|My Dog's Scout Costume|
With Halloween quickly approaching, I just wanted to highlight some safety tips for our pets:
Bring your pets indoors—even if your pet is used to being outdoors, bring your cats and dogs indoors. Unfortunately, animals can be the target of pranks and teasing during Halloween, especially black cats.
Keep your pet in a safe room —little children and energetic teenagers dressed up as goblins, pirates, scarecrows or the Grim Reaper may be a bit too much for our furry friends, especially if they are on the fearful side. Sometimes, it is best to have our pets in a safe room (covered crate, a gated-off area or a back bedroom) with a stuffed Kong or bully stick. With the door constantly opening and closing, we want to make sure our pets do not accidentally run out the door. So, keeping them in a safe room will prevent accidental escapes.
Make sure your dog has an I.D. tag and is microchipped - during the holidays is when a lot of lost pets are turned into shelters. Pets can accidentally run out of the door either because of fear or someone carelessly leaving the door open. Microchipping has saved many pets lives and resulted in happy returns.
Make sure your dog knows how to "wait" behind the door or keep your dog on a leash - If your dog is going to be loose in your home (I prefer using a safe room), make sure he/she understands the cue for “waiting” behind the door and can handle seeing people in costumes. Keep your dog on a leash to prevent darting out the door. If he/she shows any signs of stress, anxiety, or aggression, put your dog in a safe room.

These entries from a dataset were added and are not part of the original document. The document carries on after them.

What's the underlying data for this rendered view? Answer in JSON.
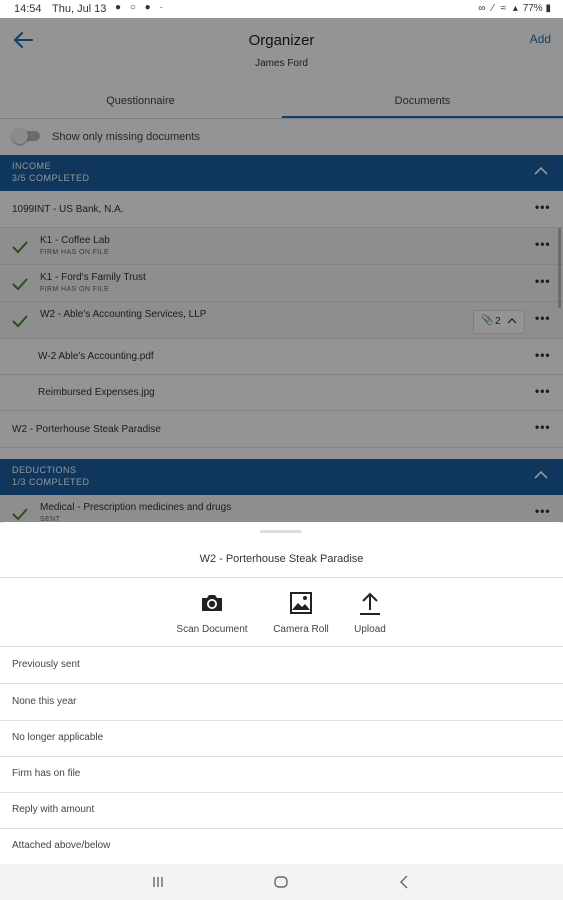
{
  "status_bar": {
    "time": "14:54",
    "date": "Thu, Jul 13",
    "battery": "77%"
  },
  "header": {
    "title": "Organizer",
    "subtitle": "James Ford",
    "add_label": "Add"
  },
  "tabs": [
    {
      "label": "Questionnaire",
      "active": false
    },
    {
      "label": "Documents",
      "active": true
    }
  ],
  "filter": {
    "toggle_label": "Show only missing documents",
    "enabled": false
  },
  "sections": [
    {
      "title": "INCOME",
      "progress": "3/5 COMPLETED",
      "items": [
        {
          "label": "1099INT - US Bank, N.A.",
          "checked": false
        },
        {
          "label": "K1 - Coffee Lab",
          "sublabel": "FIRM HAS ON FILE",
          "checked": true
        },
        {
          "label": "K1 - Ford's Family Trust",
          "sublabel": "FIRM HAS ON FILE",
          "checked": true
        },
        {
          "label": "W2 - Able's Accounting Services, LLP",
          "checked": true,
          "attachments": "2"
        },
        {
          "label": "W-2 Able's Accounting.pdf"
        },
        {
          "label": "Reimbursed Expenses.jpg"
        },
        {
          "label": "W2 - Porterhouse Steak Paradise",
          "checked": false
        }
      ]
    },
    {
      "title": "DEDUCTIONS",
      "progress": "1/3 COMPLETED",
      "items": [
        {
          "label": "Medical - Prescription medicines and drugs",
          "sublabel": "SENT",
          "checked": true
        }
      ]
    }
  ],
  "sheet": {
    "title": "W2 - Porterhouse Steak Paradise",
    "actions": [
      {
        "label": "Scan Document",
        "icon": "camera-icon"
      },
      {
        "label": "Camera Roll",
        "icon": "image-icon"
      },
      {
        "label": "Upload",
        "icon": "upload-icon"
      }
    ],
    "options": [
      "Previously sent",
      "None this year",
      "No longer applicable",
      "Firm has on file",
      "Reply with amount",
      "Attached above/below"
    ]
  },
  "colors": {
    "accent": "#1b5fa0",
    "link": "#1a6fb5",
    "check": "#4a8a2a"
  }
}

Pet gates are another good option.
Keep your pet at home—Although it is tempting to have your dog go trick or treating with the kids, with so many strange looking people out and about, it can scare your dog. Your dog may panic and get loose or react negatively and nip a costumed stranger trying to pet him/her.
Go on Candy Patrol—often the day after Halloween, I find candy and cellophane wrappers on my porch and front yard. Make sure you check your home and front yard for stray candy so that your pet does not accidentally swallow it. Raisins and chocolate can be toxic to dogs as well as the artificial sweetener, xylitol found in chewing gum and other sugarless candies.
Beware of Jack-O-Lanterns & Candles—sometimes our pets are a little clueless about fire. Happy dogs with big wagging tails or cats jumping on a table can knock over a candle. Also young animals may be overly curious and burn themselves. Keeping your dog in a safe room can prevent these mishaps.
Some dogs hate costumes—while cute, some dogs are not very tolerant of costumes and can get cranky and snappy. If your dog looks stressed, unhappy or uncomfortable, take it off. Here is a primer on dog body language so that you can identify the more common canine stress signals.
A bandana is as much as my dog can handle. A costume would put her in a very foul mood.